Each entry in the listing below should be returned precisely as it is.
-- Opening Marker --
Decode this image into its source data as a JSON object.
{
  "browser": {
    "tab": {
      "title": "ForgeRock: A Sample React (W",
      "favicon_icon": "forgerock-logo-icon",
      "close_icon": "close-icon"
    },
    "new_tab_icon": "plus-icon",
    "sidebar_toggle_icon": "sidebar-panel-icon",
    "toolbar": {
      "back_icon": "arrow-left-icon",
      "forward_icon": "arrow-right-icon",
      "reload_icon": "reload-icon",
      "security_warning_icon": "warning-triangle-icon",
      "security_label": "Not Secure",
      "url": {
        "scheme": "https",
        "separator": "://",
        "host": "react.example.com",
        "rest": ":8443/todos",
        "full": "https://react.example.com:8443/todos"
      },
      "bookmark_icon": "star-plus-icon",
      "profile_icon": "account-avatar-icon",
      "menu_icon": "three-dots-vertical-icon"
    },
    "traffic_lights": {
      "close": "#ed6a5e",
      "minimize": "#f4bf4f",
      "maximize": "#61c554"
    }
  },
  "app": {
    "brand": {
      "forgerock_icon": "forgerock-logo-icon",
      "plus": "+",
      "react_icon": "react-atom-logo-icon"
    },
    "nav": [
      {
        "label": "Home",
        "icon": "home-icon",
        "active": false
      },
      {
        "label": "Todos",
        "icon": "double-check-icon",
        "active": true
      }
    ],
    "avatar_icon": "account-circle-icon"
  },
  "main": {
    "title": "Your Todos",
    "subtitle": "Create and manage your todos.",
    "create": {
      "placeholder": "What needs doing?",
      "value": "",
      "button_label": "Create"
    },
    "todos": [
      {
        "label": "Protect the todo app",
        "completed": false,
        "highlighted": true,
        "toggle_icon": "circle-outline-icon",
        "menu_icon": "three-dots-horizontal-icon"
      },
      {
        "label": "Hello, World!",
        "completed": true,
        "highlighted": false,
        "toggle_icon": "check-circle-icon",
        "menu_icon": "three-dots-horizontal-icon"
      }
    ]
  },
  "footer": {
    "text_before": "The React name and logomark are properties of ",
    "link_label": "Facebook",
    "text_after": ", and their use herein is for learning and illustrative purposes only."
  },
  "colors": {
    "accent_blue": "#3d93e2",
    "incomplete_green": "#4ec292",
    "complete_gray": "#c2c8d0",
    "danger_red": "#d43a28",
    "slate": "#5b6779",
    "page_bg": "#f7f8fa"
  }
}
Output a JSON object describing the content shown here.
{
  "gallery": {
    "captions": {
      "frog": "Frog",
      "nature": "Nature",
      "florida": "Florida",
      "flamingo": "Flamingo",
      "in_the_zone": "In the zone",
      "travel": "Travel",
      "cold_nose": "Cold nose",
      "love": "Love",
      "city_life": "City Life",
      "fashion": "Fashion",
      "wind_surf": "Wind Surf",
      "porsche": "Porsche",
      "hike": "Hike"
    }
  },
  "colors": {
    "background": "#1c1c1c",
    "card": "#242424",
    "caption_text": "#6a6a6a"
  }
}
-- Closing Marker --
Answer to the exercise:
Decode this image into its source data as a JSON object.
{
  "browser": {
    "tab": {
      "title": "ForgeRock: A Sample React (W",
      "favicon_icon": "forgerock-logo-icon",
      "close_icon": "close-icon"
    },
    "new_tab_icon": "plus-icon",
    "sidebar_toggle_icon": "sidebar-panel-icon",
    "toolbar": {
      "back_icon": "arrow-left-icon",
      "forward_icon": "arrow-right-icon",
      "reload_icon": "reload-icon",
      "security_warning_icon": "warning-triangle-icon",
      "security_label": "Not Secure",
      "url": {
        "scheme": "https",
        "separator": "://",
        "host": "react.example.com",
        "rest": ":8443/todos",
        "full": "https://react.example.com:8443/todos"
      },
      "bookmark_icon": "star-plus-icon",
      "profile_icon": "account-avatar-icon",
      "menu_icon": "three-dots-vertical-icon"
    },
    "traffic_lights": {
      "close": "#ed6a5e",
      "minimize": "#f4bf4f",
      "maximize": "#61c554"
    }
  },
  "app": {
    "brand": {
      "forgerock_icon": "forgerock-logo-icon",
      "plus": "+",
      "react_icon": "react-atom-logo-icon"
    },
    "nav": [
      {
        "label": "Home",
        "icon": "home-icon",
        "active": false
      },
      {
        "label": "Todos",
        "icon": "double-check-icon",
        "active": true
      }
    ],
    "avatar_icon": "account-circle-icon"
  },
  "main": {
    "title": "Your Todos",
    "subtitle": "Create and manage your todos.",
    "create": {
      "placeholder": "What needs doing?",
      "value": "",
      "button_label": "Create"
    },
    "todos": [
      {
        "label": "Protect the todo app",
        "completed": false,
        "highlighted": true,
        "toggle_icon": "circle-outline-icon",
        "menu_icon": "three-dots-horizontal-icon"
      },
      {
        "label": "Hello, World!",
        "completed": true,
        "highlighted": false,
        "toggle_icon": "check-circle-icon",
        "menu_icon": "three-dots-horizontal-icon"
      }
    ]
  },
  "footer": {
    "text_before": "The React name and logomark are properties of ",
    "link_label": "Facebook",
    "text_after": ", and their use herein is for learning and illustrative purposes only."
  },
  "colors": {
    "accent_blue": "#3d93e2",
    "incomplete_green": "#4ec292",
    "complete_gray": "#c2c8d0",
    "danger_red": "#d43a28",
    "slate": "#5b6779",
    "page_bg": "#f7f8fa"
  }
}
Output a JSON object describing the content shown here.
{
  "gallery": {
    "captions": {
      "frog": "Frog",
      "nature": "Nature",
      "florida": "Florida",
      "flamingo": "Flamingo",
      "in_the_zone": "In the zone",
      "travel": "Travel",
      "cold_nose": "Cold nose",
      "love": "Love",
      "city_life": "City Life",
      "fashion": "Fashion",
      "wind_surf": "Wind Surf",
      "porsche": "Porsche",
      "hike": "Hike"
    }
  },
  "colors": {
    "background": "#1c1c1c",
    "card": "#242424",
    "caption_text": "#6a6a6a"
  }
}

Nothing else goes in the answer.